The Ralph J. Bunche International Affairs Center at Howard University is proud to announce Mayeen Mohammedi was awarded a 2022 Charles B. Rangel International Affairs Fellowship following a highly competitive nationwide selection process. The Rangel Fellowship, funded by the U.S. Department of State and administered by Howard University, supports extraordinary individuals who want to pursue a career in the Foreign Service of the U.S. Department of State.  

The fellowship will support Mohammedi through a two-year master’s degree in an area of relevance to the foreign service.  It will also provide extensive professional development opportunities, including internships, mentors, and skills training. As part of the Rangel program, Mohammedi will intern with the House Foreign Affairs Committee this summer.

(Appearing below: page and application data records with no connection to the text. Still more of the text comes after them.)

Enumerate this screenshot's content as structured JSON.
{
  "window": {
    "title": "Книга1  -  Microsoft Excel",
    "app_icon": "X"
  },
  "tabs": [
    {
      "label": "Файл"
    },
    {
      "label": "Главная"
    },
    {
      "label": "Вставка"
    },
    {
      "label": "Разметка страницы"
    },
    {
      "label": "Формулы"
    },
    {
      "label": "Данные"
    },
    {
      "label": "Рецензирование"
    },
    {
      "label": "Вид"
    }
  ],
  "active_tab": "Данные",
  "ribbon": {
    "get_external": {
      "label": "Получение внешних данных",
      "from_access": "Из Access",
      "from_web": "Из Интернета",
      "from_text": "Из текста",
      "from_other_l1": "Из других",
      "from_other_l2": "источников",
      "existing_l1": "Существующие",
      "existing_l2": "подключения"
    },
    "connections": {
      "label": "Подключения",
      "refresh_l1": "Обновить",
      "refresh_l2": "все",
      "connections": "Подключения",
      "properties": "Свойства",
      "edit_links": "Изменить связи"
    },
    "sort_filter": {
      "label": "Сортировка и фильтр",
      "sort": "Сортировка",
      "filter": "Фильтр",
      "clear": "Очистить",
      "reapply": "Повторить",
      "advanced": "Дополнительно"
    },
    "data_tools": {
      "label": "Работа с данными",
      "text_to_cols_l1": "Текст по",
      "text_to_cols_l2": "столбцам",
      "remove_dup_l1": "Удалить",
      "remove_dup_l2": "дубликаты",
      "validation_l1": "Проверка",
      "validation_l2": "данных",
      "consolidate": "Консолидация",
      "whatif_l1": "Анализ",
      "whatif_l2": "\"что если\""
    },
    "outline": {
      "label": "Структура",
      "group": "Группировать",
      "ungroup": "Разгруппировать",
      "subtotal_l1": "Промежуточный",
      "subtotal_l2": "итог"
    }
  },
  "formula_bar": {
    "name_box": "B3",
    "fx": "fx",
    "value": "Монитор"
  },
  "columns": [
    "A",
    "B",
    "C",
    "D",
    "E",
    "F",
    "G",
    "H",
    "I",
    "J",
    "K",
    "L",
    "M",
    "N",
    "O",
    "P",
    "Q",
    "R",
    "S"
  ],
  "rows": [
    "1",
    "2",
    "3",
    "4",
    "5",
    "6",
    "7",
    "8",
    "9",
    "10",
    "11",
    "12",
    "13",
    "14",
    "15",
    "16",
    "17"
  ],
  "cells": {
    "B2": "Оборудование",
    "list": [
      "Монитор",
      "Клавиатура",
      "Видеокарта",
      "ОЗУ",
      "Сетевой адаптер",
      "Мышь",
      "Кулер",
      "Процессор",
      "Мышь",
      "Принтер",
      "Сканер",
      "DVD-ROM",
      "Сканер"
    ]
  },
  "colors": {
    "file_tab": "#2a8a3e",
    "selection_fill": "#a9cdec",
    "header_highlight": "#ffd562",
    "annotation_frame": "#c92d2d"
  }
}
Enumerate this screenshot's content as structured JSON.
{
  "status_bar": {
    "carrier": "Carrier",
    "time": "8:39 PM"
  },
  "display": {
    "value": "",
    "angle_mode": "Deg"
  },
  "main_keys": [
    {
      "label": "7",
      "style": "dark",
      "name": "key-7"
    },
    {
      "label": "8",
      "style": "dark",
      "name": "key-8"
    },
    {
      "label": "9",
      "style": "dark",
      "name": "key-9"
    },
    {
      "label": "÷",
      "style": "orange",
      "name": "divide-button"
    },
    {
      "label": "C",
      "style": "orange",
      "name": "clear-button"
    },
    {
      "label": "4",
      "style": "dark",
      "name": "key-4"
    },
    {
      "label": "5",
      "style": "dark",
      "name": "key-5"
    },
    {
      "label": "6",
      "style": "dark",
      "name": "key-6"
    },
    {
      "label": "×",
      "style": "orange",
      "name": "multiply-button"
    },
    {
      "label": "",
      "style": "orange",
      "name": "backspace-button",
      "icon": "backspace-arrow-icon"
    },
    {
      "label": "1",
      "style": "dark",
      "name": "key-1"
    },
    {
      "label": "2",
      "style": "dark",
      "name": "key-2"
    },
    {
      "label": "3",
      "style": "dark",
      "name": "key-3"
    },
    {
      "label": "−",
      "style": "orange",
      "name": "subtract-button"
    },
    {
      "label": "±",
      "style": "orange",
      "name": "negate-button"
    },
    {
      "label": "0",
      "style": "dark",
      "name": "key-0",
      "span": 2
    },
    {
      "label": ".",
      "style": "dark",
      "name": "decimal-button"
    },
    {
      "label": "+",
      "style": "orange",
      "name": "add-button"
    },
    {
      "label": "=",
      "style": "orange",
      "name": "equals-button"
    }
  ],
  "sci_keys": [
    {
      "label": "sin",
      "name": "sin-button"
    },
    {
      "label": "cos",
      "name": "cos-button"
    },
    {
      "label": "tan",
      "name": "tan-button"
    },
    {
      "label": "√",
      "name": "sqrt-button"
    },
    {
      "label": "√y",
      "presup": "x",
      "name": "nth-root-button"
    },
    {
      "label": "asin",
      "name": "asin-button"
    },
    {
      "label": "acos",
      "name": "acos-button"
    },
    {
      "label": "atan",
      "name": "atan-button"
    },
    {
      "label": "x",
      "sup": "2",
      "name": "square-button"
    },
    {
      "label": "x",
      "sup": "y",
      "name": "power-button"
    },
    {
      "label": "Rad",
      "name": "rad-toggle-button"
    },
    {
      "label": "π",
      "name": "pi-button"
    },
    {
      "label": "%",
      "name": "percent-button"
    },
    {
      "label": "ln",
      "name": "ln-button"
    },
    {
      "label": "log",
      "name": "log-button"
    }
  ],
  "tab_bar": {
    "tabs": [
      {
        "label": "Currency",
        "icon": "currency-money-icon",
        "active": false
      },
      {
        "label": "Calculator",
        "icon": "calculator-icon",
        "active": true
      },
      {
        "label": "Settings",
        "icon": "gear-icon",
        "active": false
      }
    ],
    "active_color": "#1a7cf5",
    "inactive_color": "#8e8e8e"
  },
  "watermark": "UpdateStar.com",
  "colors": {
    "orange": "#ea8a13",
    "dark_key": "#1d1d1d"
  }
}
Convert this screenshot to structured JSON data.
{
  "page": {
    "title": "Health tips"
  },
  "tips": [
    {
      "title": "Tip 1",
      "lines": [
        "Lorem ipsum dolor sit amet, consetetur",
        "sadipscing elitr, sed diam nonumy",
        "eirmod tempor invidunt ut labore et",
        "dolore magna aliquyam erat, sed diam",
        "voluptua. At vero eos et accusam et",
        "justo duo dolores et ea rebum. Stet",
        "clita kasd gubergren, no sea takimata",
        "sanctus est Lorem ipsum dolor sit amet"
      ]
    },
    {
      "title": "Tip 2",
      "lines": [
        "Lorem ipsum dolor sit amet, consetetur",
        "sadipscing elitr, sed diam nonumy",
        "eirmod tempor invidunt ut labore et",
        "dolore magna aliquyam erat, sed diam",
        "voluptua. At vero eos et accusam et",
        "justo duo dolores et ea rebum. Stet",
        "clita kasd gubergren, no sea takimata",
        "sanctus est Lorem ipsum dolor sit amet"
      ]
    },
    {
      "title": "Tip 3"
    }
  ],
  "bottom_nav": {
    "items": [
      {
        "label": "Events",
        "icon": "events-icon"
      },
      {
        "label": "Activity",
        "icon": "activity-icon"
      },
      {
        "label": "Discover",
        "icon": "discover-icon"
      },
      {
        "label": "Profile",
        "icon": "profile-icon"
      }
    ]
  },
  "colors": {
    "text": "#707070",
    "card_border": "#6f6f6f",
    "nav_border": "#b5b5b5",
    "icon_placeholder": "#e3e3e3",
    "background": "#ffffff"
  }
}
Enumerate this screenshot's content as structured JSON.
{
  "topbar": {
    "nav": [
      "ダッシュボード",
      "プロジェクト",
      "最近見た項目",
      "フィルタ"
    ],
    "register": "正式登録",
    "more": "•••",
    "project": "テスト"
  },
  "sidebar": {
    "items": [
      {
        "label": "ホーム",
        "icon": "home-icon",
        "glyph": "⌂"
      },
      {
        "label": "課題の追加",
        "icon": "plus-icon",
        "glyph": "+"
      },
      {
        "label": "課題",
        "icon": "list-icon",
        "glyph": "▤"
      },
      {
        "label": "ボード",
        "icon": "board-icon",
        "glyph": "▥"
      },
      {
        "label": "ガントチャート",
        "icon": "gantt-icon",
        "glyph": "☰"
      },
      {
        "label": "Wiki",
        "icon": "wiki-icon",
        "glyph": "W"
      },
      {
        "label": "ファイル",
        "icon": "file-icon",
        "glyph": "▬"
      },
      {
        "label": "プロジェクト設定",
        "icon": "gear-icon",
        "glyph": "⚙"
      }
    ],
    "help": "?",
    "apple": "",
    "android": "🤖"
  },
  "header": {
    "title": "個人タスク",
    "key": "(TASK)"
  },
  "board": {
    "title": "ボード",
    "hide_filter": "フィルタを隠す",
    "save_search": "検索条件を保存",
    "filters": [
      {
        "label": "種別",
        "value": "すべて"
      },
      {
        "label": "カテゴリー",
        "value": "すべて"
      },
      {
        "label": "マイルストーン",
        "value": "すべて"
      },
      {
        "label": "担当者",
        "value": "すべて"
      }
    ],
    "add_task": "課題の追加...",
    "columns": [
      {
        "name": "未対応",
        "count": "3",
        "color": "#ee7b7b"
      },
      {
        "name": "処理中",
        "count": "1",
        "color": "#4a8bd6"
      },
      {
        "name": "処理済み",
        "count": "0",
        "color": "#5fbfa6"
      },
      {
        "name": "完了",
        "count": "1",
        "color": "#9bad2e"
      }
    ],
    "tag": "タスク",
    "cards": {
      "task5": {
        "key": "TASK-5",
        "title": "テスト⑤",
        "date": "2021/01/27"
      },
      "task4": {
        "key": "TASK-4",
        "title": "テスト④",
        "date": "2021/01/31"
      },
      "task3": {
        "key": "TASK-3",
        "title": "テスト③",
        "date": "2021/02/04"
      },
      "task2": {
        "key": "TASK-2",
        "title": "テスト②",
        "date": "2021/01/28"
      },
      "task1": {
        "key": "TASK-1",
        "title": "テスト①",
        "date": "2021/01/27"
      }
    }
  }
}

Next summer, the U.S. Department of State will send her overseas to intern in a U.S. Embassy or Consulate to get hands-on experience in U.S. foreign policy and the work of the Foreign Service. Upon successful completion of the program, Mohammedi will become a U.S. diplomat in summer 2024, embarking on one of the most challenging and rewarding careers of service to her country. She will work to advance U.S. interests, protect American citizens, and promote peace and prosperity around the world.

Mohammedi is a Hyderabadi Indian-American from southern California. She obtained her bachelor’s degree from UNM before moving to The Gambia to serve as a Peace Corps Volunteer.  After her service, she joined the public information and communications team at the United Nations Department of Safety and Security. She is currently the Peace Corps Country Desk Officer for Armenia, Georgia and Kyrgyzstan. 

This fall, she will begin a master’s degree program in Ethics, Peace, and Human Rights at American University’s School of International Service. Mohammedi speaks Hindi/Urdu, Sarahule, and conversational Spanish.  She has traveled to 44 countries across six continents and aspires to one day be the first Muslim woman to visit every country in the world.

"My journey toward a career in diplomacy began with my decision to serve in the Peace Corps. Several members of my family tried their best to stop me because they knew that Peace Corps conflicted with their ultimate purpose for me, an arranged marriage. They broke my laptop, destroyed important paperwork, and even stole my passport. The patriarchal culture that I grew up in teaches girls from a very young age that their sole purpose in life is to get married and serve men," Mohammedi said. "I knew viscerally that I wanted more out of life than just marriage.  I wanted to learn foreign languages, engage in international politics, and above all, utilize my skills to serve a greater purpose. As a diplomat, I hope to inspire women to take control of their own destinies. I want to empower the countless women who are told that they need a man's permission to travel. My message to women and girls is: Don’t ask anyone for permission to pursue your dreams. Be fearless in the pursuit of what sets your soul on fire."

About the Charles B. Rangel International Affairs Program
The Charles B. Rangel International Affairs Program is a U.S. Department of State program administered by Howard University under a cooperative agreement with the Office of Talent Acquisition, Bureau of Global Talent Management (GTM/TAC).  The Rangel Program aims to enhance the excellence and diversity of the U.S. Foreign Service.  Established in 2003, the Rangel Program selects outstanding fellows annually in a highly competitive nationwide selection process and supports them through two years of graduate study, internships, mentoring and professional development activities.  Individuals who have successfully completed the Rangel Program are now serving as diplomats around the world, contributing to a more diverse representation and effective execution of U.S. foreign policy.  More information may be found online at.